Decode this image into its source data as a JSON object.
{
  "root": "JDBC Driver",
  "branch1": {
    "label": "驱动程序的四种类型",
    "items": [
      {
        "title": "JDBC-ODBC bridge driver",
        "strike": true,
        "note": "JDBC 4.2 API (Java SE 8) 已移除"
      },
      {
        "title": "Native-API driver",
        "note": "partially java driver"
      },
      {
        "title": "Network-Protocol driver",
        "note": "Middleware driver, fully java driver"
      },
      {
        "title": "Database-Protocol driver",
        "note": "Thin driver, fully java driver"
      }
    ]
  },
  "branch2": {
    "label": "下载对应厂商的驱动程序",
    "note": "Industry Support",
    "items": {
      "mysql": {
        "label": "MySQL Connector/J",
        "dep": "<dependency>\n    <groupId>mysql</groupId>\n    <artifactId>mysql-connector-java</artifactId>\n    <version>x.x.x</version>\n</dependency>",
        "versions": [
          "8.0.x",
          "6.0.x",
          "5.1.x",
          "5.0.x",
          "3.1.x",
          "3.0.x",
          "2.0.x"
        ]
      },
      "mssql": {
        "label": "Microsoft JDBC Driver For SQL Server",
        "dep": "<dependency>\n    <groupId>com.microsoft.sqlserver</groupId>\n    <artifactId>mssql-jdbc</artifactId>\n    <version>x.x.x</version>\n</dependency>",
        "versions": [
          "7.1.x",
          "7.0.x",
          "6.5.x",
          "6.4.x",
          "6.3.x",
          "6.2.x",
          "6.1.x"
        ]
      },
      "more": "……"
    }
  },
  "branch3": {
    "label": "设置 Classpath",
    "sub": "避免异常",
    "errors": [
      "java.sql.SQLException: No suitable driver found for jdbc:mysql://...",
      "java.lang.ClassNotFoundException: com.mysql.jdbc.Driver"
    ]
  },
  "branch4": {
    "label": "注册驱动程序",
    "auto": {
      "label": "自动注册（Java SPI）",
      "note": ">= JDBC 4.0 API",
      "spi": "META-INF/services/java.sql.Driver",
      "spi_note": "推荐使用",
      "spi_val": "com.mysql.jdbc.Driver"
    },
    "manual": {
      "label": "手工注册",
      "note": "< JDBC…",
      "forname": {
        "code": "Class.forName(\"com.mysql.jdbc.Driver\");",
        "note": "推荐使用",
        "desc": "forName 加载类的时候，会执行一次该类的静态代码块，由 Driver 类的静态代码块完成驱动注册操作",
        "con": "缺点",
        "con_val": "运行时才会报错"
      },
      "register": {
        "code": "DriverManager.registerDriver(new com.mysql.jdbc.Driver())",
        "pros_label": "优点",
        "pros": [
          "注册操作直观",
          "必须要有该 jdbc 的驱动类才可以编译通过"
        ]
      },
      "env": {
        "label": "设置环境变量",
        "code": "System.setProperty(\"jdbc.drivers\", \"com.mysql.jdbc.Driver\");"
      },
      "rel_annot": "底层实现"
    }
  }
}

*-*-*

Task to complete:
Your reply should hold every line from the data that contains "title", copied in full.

Exercise result:
        "title": "JDBC-ODBC bridge driver",
        "title": "Native-API driver",
        "title": "Network-Protocol driver",
        "title": "Database-Protocol driver",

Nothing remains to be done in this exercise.